-- GIVEN RECORDS follows --

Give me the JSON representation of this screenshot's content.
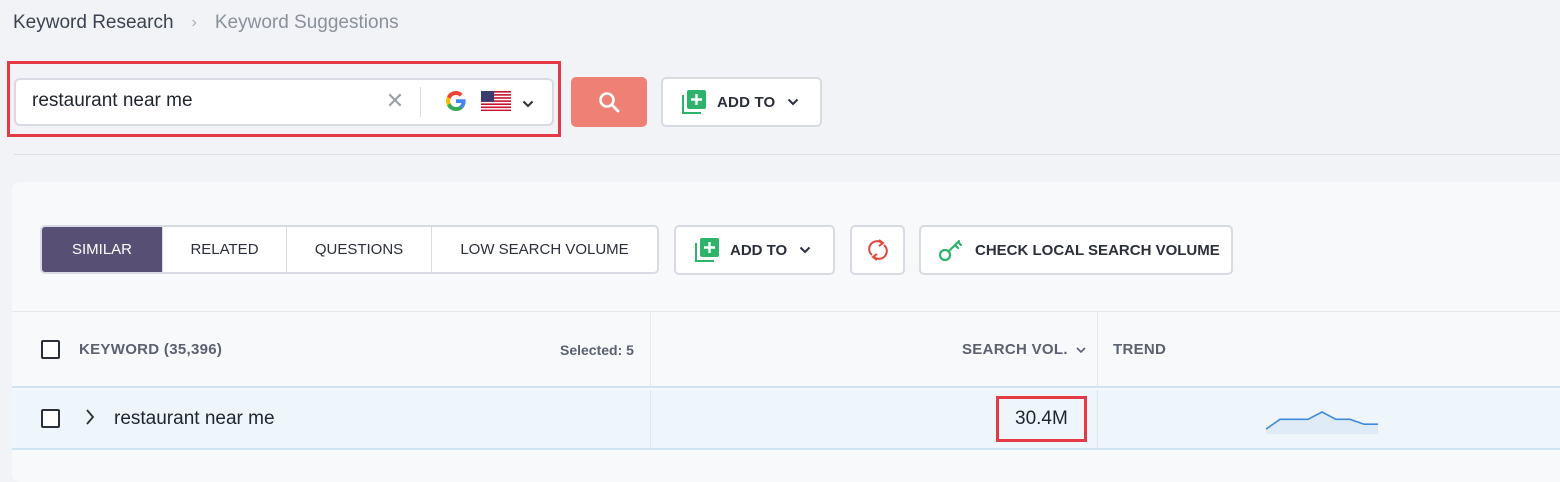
{
  "breadcrumb": {
    "root": "Keyword Research",
    "separator": "›",
    "current": "Keyword Suggestions"
  },
  "search": {
    "query": "restaurant near me",
    "clear_icon": "close-icon",
    "engine_icon": "google-icon",
    "country_icon": "us-flag-icon"
  },
  "top_toolbar": {
    "add_to_label": "ADD TO"
  },
  "tabs": [
    {
      "label": "SIMILAR",
      "active": true
    },
    {
      "label": "RELATED",
      "active": false
    },
    {
      "label": "QUESTIONS",
      "active": false
    },
    {
      "label": "LOW SEARCH VOLUME",
      "active": false
    }
  ],
  "table_toolbar": {
    "add_to_label": "ADD TO",
    "check_local_label": "CHECK LOCAL SEARCH VOLUME"
  },
  "table": {
    "keyword_header": "KEYWORD (35,396)",
    "selected_label": "Selected: 5",
    "search_vol_header": "SEARCH VOL.",
    "trend_header": "TREND",
    "rows": [
      {
        "keyword": "restaurant near me",
        "search_volume": "30.4M",
        "trend": [
          2,
          6,
          6,
          6,
          9,
          6,
          6,
          4,
          4
        ]
      }
    ]
  },
  "colors": {
    "accent_red": "#e63946",
    "search_button": "#ef8076",
    "tab_active": "#574f74",
    "green": "#2fb36b",
    "trend_line": "#3f8ad8"
  }
}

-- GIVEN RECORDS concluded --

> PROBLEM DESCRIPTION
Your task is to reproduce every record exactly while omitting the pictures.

> SOLVED EXERCISE
Give me the JSON representation of this screenshot's content.
{
  "breadcrumb": {
    "root": "Keyword Research",
    "separator": "›",
    "current": "Keyword Suggestions"
  },
  "search": {
    "query": "restaurant near me",
    "clear_icon": "close-icon",
    "engine_icon": "google-icon",
    "country_icon": "us-flag-icon"
  },
  "top_toolbar": {
    "add_to_label": "ADD TO"
  },
  "tabs": [
    {
      "label": "SIMILAR",
      "active": true
    },
    {
      "label": "RELATED",
      "active": false
    },
    {
      "label": "QUESTIONS",
      "active": false
    },
    {
      "label": "LOW SEARCH VOLUME",
      "active": false
    }
  ],
  "table_toolbar": {
    "add_to_label": "ADD TO",
    "check_local_label": "CHECK LOCAL SEARCH VOLUME"
  },
  "table": {
    "keyword_header": "KEYWORD (35,396)",
    "selected_label": "Selected: 5",
    "search_vol_header": "SEARCH VOL.",
    "trend_header": "TREND",
    "rows": [
      {
        "keyword": "restaurant near me",
        "search_volume": "30.4M",
        "trend": [
          2,
          6,
          6,
          6,
          9,
          6,
          6,
          4,
          4
        ]
      }
    ]
  },
  "colors": {
    "accent_red": "#e63946",
    "search_button": "#ef8076",
    "tab_active": "#574f74",
    "green": "#2fb36b",
    "trend_line": "#3f8ad8"
  }
}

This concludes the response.